In this blue-collar Ohio town, electrician Phil Miller sits at a bar with one eye on his beer and another on a TV showing sound bites of presidential hopefuls Barack Obama and Hillary Clinton sparring over his vote.
A few weeks ago, before Obama won 11 straight nominating contests, Clinton could have counted on people like Miller to hand her an double digit victory in Ohio, a state rich in delegates and a key battleground for the general election in November.
Now, the former first lady is fighting for every vote as she struggles to
keep her campaign alive.
And getting her base of blue-collar voters like Miller out to the polls for Tuesday's primary is going to take some work.
Miller, 28, works for a company that makes printing presses. Like many of the people sitting around him at the Post and Beam bar, he wants a candidate who will boost the economy and keep jobs in the country.
"We definitely need somebody pulling for the little guy," he told AFP.
Miller said he hasn't yet decided who he'll vote for, but is leaning toward Clinton, saying she has more experience than Obama - and would bring her husband and his experience as president.
"I like Hillary because I love Bill. Obama seems good, but he's not very experienced."
The thing that's keeping him on the fence is lingering resentment over Bill Clinton's championing of the North American Free Trade Agreement, which many blame for the erosion of the nation's manufacturing base.
"I think that's wrong," he said. "What kind of message is that sending to the American people?"
It's a short walk from this tiny bar to Parma's General Motors Corp. stamping plant. Down the road is a sprawling Ford Motor Co. engine plant.
Those factories loom large - physically and emotionally.
Parma - about 10 miles south of Cleveland - is part of the blue-collar suburbs surrounding one of Ohio's largest and poorest metropolitan areas. The city, and its people, live and die by the manufacturing industry.
Voters here are mainly concerned with one thing: jobs. And many don't think any politician can deliver.
"Ford closes two plants. It's in the paper... big deal. What politician really cares?" asked Pete Eichele, a 53 year-old engineering technician.
"We never came out of that last recession. We're in it, God help us."
Eichele, with a black leather jacket and gray goatee, has worked in factories his whole life, and has been shifted around by layoffs.
"I would prefer voting Democratic, but they're making it awful rough," he said, referring to the New York senator as the "ex-president's wife."

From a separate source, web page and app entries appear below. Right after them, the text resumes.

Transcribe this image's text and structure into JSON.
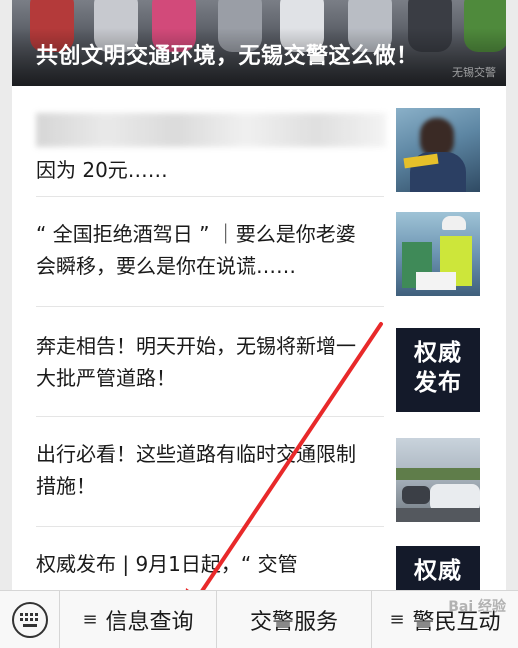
{
  "hero": {
    "title": "共创文明交通环境，无锡交警这么做！",
    "watermark": "无锡交警"
  },
  "articles": [
    {
      "title": "因为 20元……",
      "thumbnail_text": "",
      "blurred_first_line": true
    },
    {
      "title": "“ 全国拒绝酒驾日 ” ｜要么是你老婆会瞬移，要么是你在说谎……",
      "thumbnail_text": ""
    },
    {
      "title": "奔走相告！明天开始，无锡将新增一大批严管道路！",
      "thumbnail_text": "权威发布"
    },
    {
      "title": "出行必看！这些道路有临时交通限制措施！",
      "thumbnail_text": ""
    },
    {
      "title": "权威发布 | 9月1日起，“ 交管",
      "thumbnail_text": "权威"
    }
  ],
  "menu": {
    "keyboard_icon": "keyboard-icon",
    "items": [
      {
        "label": "信息查询",
        "icon": "menu-list-icon"
      },
      {
        "label": "交警服务",
        "icon": ""
      },
      {
        "label": "警民互动",
        "icon": "menu-list-icon"
      }
    ]
  },
  "watermark_text": "Bai 经验",
  "colors": {
    "arrow": "#e8292a",
    "authority_tile": "#141a2a",
    "menubar": "#f8f8f8"
  }
}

He said he didn't believe her recent statements criticizing the free-trade deal her husband signed into law when he was in the White House.
"I don't believe any politician. If we get a quarter of what they preach, we're lucky," Eichele said.
Across the street, the neon signs flicker in the small windows of Tinkers Tavern. Two abandoned storefronts sit on the other side, dirty white sheets obscuring efforts to see inside.
Linda Post, 46, tends bar there. A Democrat, she said she will vote for Clinton in the primary and hopes to again November.
"I'd like to see a woman have a shot at the White House. She can't make it any worse than it already is."
Post said the faltering economy has hit the area hard. Tied up with it are issues like health care and the spiraling housing market.
"You take a look around, businesses are closing, small places are struggling," she said.
"We deal with the layoffs at Chevy all the time. I don't know what vehicles they're not making anymore. They close lines all the time.
"At one point in time, you couldn't find a parking spot (at the plant). It was like a city," she said. "Now, it's like a ghost town." (AFP)
Ohio's blue-collar voters could keep Clinton's campaign alive